Friday, 25 June 2010

A 3D Mandelbrot

Skytopia have a great set of pages on the search for a 3D version of the Mandelbrot Set. Or at least, for an interesting 3D version of the normal Mandelbrot.

It's easy enough to produce fractal solids that have a Mandelbrot on one plane, and if you plot the correct 3D shadows of the 4D Julia Set, you can find shapes that have Mandelbrots on multiple intersecting planes. But getting a Mandelbrot on two perpendicular intersecting planes, while having the transition between them being more interesting than simply spinning or rotating the thing on its axis, is more difficult.

The "normal" Mandelbrot has one "real" component and one "imaginary" component, set on the x and y axes. If you add another imaginary component on axis z, you simply get the sort of boring "spun" shape that you might produce on a lathe. If you distinguish the two "imaginary" axes by whapping a minus sign in front of one of them, you get a hybrid Mandebrot/Tricorn solid, but one of the cross-sections is then a tricorn rather than a 'brot.

From here, you can try hypercomplex numbers, number systems that support multiple distinct imaginary components and define how they should fit together. In a simple hypercomplex system, we have four components, r, i, j and k — “r” is real, i and j are identicallly-acting roots of minus one, but i-times-j gives a third creature, k, and k-squared gives plus one. So we can plot r, i, j to get a 3D Mandelbrot. Trouble is, as Skytopia point out, it's a bit boring … if we look down on the 'brot's side-bulbs, they show up as simple nubbins. There are other way to try to force Mandelbrot cross-sections, but they're a bit arbitrary, and the results tend to look like someone's cut them out of a block of wood using a Mandelbrot template.

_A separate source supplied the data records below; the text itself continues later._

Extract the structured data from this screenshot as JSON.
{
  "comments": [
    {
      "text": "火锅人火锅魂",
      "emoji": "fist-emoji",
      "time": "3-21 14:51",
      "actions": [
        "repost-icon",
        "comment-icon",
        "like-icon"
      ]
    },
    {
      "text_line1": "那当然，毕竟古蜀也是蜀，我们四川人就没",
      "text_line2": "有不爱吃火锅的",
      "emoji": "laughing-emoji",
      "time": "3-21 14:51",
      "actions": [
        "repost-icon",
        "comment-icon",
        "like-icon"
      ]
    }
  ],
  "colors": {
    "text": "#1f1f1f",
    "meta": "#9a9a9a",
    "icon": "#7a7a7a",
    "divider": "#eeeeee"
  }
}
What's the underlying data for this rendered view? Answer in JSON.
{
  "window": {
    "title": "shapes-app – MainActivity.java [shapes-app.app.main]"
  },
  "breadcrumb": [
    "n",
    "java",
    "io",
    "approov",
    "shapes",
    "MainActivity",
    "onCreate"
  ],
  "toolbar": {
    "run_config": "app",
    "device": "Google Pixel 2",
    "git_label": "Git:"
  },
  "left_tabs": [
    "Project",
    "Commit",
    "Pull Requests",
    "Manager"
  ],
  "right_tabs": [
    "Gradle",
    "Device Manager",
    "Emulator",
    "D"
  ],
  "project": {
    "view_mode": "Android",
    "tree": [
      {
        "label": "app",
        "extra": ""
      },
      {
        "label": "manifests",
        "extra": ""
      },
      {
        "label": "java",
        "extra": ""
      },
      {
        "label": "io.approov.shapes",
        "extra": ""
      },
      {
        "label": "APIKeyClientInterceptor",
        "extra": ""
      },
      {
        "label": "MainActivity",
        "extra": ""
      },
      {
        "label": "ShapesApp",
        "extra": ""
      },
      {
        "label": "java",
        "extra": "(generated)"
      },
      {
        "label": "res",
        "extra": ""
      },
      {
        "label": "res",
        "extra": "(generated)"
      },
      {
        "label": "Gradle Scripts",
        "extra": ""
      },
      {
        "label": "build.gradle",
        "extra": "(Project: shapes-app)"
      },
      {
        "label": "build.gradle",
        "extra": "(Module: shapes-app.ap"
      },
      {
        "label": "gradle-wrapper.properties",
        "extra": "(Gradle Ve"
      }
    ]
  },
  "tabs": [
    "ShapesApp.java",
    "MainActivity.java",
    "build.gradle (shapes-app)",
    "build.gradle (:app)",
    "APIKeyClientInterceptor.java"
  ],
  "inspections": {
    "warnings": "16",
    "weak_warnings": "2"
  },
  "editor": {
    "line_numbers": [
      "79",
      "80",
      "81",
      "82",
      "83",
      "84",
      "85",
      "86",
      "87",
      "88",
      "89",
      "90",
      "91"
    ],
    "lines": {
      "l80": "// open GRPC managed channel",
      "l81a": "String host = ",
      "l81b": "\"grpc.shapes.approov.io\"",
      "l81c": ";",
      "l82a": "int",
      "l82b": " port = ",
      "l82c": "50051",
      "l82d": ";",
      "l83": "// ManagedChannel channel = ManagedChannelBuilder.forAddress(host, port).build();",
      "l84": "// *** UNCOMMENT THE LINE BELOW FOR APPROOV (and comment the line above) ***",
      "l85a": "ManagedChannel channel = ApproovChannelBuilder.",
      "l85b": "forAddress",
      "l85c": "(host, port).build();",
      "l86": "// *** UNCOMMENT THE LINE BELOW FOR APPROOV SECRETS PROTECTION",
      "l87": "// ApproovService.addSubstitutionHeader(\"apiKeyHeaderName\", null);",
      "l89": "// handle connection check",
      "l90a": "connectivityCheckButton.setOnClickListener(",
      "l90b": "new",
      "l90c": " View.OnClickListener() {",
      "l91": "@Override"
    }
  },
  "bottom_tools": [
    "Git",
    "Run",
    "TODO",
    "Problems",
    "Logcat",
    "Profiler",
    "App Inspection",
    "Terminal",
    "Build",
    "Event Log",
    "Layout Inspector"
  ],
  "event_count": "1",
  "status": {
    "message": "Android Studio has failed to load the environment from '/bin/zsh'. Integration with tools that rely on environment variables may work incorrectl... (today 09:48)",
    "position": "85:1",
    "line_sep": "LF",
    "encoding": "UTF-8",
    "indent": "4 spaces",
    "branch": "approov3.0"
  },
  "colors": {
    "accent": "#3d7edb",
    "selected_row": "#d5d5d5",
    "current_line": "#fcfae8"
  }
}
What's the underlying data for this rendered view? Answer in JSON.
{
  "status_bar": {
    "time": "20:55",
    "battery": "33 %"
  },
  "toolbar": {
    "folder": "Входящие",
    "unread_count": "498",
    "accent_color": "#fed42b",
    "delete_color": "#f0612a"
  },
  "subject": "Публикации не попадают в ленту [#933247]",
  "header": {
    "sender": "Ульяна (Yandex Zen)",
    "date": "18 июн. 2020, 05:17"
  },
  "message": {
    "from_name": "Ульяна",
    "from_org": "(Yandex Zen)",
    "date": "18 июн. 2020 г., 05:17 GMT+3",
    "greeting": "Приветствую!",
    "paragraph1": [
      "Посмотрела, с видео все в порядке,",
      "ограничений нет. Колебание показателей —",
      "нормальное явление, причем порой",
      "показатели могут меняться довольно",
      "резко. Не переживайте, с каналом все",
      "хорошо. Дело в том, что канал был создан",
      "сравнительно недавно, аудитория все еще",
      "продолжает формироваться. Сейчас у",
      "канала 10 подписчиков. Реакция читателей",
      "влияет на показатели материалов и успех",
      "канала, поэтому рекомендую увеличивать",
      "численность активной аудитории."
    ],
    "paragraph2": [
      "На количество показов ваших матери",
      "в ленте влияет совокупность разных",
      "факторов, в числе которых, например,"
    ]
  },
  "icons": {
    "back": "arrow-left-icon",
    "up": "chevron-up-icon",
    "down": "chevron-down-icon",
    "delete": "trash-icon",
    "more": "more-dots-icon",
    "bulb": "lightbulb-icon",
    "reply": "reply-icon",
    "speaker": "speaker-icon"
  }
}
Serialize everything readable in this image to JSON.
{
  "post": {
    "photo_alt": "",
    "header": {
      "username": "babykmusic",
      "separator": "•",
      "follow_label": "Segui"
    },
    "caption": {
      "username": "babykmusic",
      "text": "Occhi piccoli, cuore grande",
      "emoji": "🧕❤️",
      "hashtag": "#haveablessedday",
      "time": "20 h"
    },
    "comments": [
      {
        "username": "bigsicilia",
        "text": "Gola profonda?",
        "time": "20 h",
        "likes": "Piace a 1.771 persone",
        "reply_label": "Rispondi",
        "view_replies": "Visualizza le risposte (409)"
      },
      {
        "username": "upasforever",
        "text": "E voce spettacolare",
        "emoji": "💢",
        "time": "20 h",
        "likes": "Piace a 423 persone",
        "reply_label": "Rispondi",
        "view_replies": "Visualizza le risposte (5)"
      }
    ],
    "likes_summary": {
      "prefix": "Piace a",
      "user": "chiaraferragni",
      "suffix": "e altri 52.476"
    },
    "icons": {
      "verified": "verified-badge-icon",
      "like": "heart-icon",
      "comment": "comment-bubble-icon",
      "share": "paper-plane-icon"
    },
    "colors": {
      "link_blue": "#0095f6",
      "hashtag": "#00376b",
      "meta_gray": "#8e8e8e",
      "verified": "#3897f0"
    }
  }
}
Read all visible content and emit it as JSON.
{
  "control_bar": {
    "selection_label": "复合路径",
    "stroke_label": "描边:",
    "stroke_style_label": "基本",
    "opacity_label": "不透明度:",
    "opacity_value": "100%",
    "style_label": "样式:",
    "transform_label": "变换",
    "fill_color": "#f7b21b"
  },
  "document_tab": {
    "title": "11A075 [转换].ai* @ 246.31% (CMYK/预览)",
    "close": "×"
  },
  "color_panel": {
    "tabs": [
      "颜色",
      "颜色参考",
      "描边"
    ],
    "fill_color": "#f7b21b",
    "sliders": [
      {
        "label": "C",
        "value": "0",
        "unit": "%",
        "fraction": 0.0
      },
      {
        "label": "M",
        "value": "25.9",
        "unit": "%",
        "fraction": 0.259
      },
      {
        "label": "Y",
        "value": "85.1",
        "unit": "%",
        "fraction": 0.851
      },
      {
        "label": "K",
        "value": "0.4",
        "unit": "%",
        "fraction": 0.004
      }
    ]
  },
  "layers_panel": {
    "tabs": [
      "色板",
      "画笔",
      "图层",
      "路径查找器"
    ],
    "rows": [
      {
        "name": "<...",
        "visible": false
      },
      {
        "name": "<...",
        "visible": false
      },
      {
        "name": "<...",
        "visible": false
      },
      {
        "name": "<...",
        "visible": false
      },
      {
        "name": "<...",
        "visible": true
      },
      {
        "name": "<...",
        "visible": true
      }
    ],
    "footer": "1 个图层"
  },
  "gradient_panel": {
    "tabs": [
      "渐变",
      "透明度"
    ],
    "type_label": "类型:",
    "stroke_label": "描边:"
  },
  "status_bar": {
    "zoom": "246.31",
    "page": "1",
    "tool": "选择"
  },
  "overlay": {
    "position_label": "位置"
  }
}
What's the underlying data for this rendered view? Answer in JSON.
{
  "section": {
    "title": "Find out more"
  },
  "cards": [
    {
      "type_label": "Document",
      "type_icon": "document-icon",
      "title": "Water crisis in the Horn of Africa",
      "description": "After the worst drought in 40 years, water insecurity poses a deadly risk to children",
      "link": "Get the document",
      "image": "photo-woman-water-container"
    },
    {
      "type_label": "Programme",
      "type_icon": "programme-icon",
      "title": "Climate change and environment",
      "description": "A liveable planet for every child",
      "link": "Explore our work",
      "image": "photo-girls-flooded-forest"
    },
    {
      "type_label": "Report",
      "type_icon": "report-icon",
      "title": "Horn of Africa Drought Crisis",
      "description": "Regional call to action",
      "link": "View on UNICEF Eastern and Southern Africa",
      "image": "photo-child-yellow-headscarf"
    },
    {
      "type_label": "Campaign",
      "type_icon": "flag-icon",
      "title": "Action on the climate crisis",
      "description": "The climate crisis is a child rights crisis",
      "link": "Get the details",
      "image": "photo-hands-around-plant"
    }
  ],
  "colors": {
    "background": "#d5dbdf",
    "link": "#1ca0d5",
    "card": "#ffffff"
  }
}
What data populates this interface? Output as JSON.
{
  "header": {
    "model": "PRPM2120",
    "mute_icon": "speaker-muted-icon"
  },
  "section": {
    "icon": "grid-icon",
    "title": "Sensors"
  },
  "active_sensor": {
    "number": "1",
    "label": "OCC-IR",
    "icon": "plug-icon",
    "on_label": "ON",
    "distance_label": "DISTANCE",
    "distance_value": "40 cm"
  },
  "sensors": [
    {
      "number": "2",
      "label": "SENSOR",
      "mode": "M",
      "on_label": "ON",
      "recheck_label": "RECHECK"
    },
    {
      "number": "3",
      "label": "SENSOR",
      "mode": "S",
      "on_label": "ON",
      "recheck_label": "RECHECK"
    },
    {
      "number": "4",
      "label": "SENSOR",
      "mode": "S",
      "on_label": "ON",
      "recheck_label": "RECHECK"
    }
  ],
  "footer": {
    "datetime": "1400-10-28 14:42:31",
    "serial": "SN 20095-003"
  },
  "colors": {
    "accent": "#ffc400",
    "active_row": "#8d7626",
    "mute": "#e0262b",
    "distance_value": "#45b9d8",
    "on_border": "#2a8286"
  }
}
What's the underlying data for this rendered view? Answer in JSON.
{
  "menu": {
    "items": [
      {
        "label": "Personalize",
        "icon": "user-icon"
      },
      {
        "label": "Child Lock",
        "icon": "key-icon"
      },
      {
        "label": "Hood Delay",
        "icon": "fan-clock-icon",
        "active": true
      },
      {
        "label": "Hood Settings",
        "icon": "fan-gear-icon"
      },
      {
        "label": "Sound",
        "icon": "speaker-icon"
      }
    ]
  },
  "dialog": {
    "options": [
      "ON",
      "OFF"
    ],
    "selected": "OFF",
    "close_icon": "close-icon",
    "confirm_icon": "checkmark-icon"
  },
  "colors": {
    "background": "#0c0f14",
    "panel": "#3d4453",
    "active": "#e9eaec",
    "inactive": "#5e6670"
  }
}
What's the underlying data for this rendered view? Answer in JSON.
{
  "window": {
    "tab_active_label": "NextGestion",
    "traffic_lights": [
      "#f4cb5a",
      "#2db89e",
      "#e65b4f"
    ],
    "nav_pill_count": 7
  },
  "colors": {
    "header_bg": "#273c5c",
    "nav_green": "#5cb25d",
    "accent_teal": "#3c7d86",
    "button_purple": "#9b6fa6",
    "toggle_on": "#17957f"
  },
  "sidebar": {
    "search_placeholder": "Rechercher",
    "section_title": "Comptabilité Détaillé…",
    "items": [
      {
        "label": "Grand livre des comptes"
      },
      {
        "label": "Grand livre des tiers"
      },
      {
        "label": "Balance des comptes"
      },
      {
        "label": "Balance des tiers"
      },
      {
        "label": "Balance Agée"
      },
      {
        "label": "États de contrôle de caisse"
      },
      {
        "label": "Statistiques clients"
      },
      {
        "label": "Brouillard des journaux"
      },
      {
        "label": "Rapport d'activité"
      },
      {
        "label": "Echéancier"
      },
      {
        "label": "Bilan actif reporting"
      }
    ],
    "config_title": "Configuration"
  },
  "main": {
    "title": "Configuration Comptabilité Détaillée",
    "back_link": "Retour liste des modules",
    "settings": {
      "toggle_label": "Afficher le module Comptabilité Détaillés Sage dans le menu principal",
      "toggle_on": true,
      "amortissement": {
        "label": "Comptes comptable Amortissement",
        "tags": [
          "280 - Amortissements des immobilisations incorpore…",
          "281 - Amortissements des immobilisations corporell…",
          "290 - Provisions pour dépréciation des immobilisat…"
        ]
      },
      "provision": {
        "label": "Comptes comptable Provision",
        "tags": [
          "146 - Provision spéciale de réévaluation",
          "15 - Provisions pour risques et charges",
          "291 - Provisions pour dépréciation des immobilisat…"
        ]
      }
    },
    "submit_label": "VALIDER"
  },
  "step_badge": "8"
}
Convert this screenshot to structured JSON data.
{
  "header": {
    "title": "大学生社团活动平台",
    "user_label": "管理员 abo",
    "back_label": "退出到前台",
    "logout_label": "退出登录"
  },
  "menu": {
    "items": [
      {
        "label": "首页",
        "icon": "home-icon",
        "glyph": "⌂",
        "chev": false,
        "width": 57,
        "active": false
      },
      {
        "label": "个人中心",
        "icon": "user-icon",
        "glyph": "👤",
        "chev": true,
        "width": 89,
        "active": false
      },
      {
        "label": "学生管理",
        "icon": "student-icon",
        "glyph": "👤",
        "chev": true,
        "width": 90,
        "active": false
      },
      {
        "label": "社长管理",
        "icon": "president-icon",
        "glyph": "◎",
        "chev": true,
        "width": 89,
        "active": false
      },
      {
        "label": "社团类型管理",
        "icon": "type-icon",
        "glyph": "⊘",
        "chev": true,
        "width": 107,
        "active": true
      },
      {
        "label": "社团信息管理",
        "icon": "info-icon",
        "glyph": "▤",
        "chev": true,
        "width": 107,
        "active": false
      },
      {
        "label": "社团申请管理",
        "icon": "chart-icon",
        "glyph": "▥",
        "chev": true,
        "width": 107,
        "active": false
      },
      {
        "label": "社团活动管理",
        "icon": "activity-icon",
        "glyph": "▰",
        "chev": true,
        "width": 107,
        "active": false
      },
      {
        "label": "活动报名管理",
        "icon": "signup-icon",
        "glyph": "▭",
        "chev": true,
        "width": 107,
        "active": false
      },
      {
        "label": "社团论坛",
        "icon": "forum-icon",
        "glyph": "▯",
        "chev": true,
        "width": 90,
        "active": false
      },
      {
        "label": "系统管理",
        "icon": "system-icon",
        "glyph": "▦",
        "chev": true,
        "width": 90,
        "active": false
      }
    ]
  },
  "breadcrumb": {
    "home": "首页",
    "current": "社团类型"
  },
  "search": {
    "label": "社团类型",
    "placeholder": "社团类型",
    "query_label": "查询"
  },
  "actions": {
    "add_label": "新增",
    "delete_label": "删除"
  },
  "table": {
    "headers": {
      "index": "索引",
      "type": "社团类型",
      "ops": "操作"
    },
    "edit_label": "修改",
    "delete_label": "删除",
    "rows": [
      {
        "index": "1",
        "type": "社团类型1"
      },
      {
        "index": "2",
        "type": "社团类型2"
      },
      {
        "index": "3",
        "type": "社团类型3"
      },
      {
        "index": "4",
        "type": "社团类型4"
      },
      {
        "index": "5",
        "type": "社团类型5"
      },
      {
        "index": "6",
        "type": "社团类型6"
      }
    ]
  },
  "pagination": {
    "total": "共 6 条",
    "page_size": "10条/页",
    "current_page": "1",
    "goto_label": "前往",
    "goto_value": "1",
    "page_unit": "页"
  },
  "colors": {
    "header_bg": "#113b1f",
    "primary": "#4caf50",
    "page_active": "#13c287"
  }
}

Paul Nylander (bugman) then started looking at higher-powered counterparts of the Mandebrot, and realised that the boring hypercomplex solid for z^2 actually got pretty damned interesting when you jacked the power value up to eight (z^8). This gives a gorgeously intricate beast now referred to as a Mandelbulb, with bulbs that spawn bulbs all over the place. It also has Julia-set siblings. But it's not a standard Mandelbrot.

So what else? Well, the “standard” hypercomplex number system isn't the only option. There are alternative systems that give multiple imaginary components with slightly different interrelations. There are quaternions (tried them, didn't like them), and there are other potential configurations and a larger overarching system of eight-parameter octonions. The Mandelbrot-based solid at the top of this blog was made with one of those. The internal shape is also slightly reminiscent of a Buddhabrot.

The semitransparent voxel plot above isn't really able to show the shape properly, you can see there there's some fine floating ribs that connect some of the Mandelbrot features on the two planes that aren't being adequately captured by the plot, so I'll have to run off a larger version at some point, and perhaps experiment with some colour-coding. Some of the more exotic detail, like the floating network of ribbing, might also be an artefact of a technique I used to emphasise surface structure in the plot, so I'll need to spend some time playing with the thing and working out how much of the image is “proper” 3D Mandelbrot detail, and how much is an additional fractal contribution from the enhancement code.

But meanwhile … pretty shape!